## Directions
Set down every record below exactly as it appears, but without the pictures.

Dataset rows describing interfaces

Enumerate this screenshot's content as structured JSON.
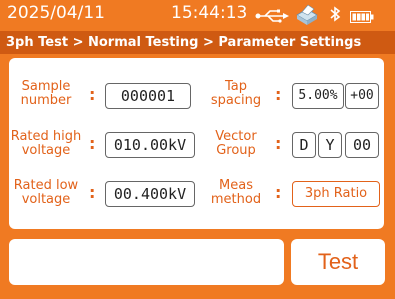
{
  "status": {
    "date": "2025/04/11",
    "time": "15:44:13"
  },
  "breadcrumb": "3ph Test > Normal Testing > Parameter Settings",
  "fields": {
    "sample_number": {
      "label": "Sample number",
      "value": "000001"
    },
    "rated_high_voltage": {
      "label": "Rated high voltage",
      "value": "010.00kV"
    },
    "rated_low_voltage": {
      "label": "Rated low voltage",
      "value": "00.400kV"
    },
    "tap_spacing": {
      "label": "Tap spacing",
      "value": "5.00%",
      "offset": "+00"
    },
    "vector_group": {
      "label": "Vector Group",
      "hv": "D",
      "lv": "Y",
      "clock": "00"
    },
    "meas_method": {
      "label": "Meas method",
      "value": "3ph Ratio"
    }
  },
  "colon": ":",
  "test_button": "Test",
  "colors": {
    "accent": "#f07a22",
    "crumb": "#cf5a12",
    "label": "#e2621a"
  },
  "icons": [
    "usb-icon",
    "printer-icon",
    "bluetooth-icon",
    "battery-icon"
  ]
}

## Solution for this exercise
Enumerate this screenshot's content as structured JSON.
{
  "status": {
    "date": "2025/04/11",
    "time": "15:44:13"
  },
  "breadcrumb": "3ph Test > Normal Testing > Parameter Settings",
  "fields": {
    "sample_number": {
      "label": "Sample number",
      "value": "000001"
    },
    "rated_high_voltage": {
      "label": "Rated high voltage",
      "value": "010.00kV"
    },
    "rated_low_voltage": {
      "label": "Rated low voltage",
      "value": "00.400kV"
    },
    "tap_spacing": {
      "label": "Tap spacing",
      "value": "5.00%",
      "offset": "+00"
    },
    "vector_group": {
      "label": "Vector Group",
      "hv": "D",
      "lv": "Y",
      "clock": "00"
    },
    "meas_method": {
      "label": "Meas method",
      "value": "3ph Ratio"
    }
  },
  "colon": ":",
  "test_button": "Test",
  "colors": {
    "accent": "#f07a22",
    "crumb": "#cf5a12",
    "label": "#e2621a"
  },
  "icons": [
    "usb-icon",
    "printer-icon",
    "bluetooth-icon",
    "battery-icon"
  ]
}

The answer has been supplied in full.